LexisNexis and Microsoft Announces Lexis Connect – An AI-Powered Application

Reading time icon 3 min. read

Readers help support Windows Report. We may get a commission if you buy through our links. Tooltip Icon

Read our disclosure page to find out how can you help Windows Report sustain the editorial team Read more

LexisNexis, a leading global provider of legal research and analytics solutions, has announced the preview launch of Lexis Connect, a legal intake and matter management product that is set to revolutionize the way legal departments handle internal requests. The product is designed to work within Microsoft Teams and uses conversational AI assistants to help deliver answers more quickly.

Developed in partnership with Microsoft, LexisNexis is proud to have Microsoft’s Corporate, External, and Legal Affairs (CELA) department as the first preview customer to test and help further develop Lexis Connect. LexisNexis is looking for another five or six legal departments to join the commercial preview for free. Anyone interested can get a demonstration at the CLOC Global Institute next week in Las Vegas.

About LexisNexis

LexisNexis is an organization that provides legal research, information, and analytics solutions. It is a part of the RELX Group, a global provider of information-based analytics and decision tools for professional and business customers. LexisNexis has been in operation for over 45 years and has a presence in more than 130 countries worldwide. Its products and services are utilized by law firms, corporations, government agencies, academic institutions, and legal professionals globally. 

LexisNexis offers a wide range of legal information solutions, including research tools, practice management software, and information analytics products. It is dedicated to helping legal professionals find and use the information they need to make informed decisions and deliver better outcomes for their clients.

Key Features of Lexis Connect

During the briefing, Muthuraman M K, lead product manager, demonstrated the key features of Lexis Connect. 

One of the most exciting features is the Ask Legal app. It is a conversational AI assistant that can aid anyone in a company by answering legal questions. It has two modes of operation: Chat mode and Request mode. In Chat mode, employees can ask questions, and the app tries to answer by using the company’s internal policies and guidelines. In Request mode, employees can submit a request to the legal department, like preparing or reviewing a contract.

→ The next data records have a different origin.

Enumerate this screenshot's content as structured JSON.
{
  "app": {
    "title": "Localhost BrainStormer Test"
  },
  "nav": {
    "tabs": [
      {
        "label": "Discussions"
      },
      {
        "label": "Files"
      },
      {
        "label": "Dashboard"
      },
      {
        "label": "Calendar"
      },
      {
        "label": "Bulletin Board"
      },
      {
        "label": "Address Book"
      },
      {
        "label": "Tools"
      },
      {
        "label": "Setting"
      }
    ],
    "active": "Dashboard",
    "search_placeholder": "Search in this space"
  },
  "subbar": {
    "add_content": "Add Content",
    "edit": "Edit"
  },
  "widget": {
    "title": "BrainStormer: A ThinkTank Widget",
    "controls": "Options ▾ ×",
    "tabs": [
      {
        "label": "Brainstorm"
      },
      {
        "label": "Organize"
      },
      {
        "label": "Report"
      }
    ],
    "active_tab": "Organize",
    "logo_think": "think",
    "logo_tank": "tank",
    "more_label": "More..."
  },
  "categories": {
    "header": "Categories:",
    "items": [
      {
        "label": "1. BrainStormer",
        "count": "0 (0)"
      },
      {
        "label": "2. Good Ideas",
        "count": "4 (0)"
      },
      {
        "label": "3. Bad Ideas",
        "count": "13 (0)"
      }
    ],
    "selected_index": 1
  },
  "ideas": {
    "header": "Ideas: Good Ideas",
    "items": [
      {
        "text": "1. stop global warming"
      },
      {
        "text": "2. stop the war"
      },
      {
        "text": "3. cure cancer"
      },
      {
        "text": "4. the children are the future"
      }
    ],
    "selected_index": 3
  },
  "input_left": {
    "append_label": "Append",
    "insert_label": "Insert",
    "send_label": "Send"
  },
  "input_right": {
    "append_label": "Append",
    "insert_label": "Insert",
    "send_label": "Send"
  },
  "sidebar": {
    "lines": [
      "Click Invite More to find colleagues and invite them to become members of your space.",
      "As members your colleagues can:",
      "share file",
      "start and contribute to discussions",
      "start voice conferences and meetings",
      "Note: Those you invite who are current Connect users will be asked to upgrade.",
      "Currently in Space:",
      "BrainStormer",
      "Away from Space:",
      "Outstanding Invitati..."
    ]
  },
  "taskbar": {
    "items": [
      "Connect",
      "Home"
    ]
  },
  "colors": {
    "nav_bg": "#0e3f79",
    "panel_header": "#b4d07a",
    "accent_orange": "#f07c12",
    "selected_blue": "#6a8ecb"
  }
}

Another fantastic feature of Lexis Connect is the lawyer-facing part of the product, where lawyers manage all the matters that have been submitted. With access to a dashboard, lawyers can view all matters or filter to view only their own. By selecting a specific matter, they can see all its details, along with any communications and documents related to it. Additionally, lawyers can use an AI-generated feature to view similar matters.

Legal Research is another AI assistant of Lexis Connect specifically for legal research. Lawyers can utilize this feature to ask questions in natural language and receive answers powered by Lexis Answers.

Lastly, the app has the Ask Legal feature. The feature is still in development and will soon integrate with the Lexis+ AI product that was released last week. This integration will allow users to ask questions of Lexis+ AI directly within Lexis Connect in a conversational interface powered by large language models.

Further Development

Several other aspects of the product are still being developed, including analytics, Outlook integration, and support for multiple legal teams.

At the briefing, Jason Barnwell, Microsoft’s General Manager for Digital Transformation in CELA, highlighted that this product is precisely what legal departments require to cope with the increasing demand for their services and to gain better insight into their department’s operations.

LexisNexis has always been at the forefront of legal research and analytics solutions, and the preview launch of Lexis Connect is just another step into that.

Via: LawNext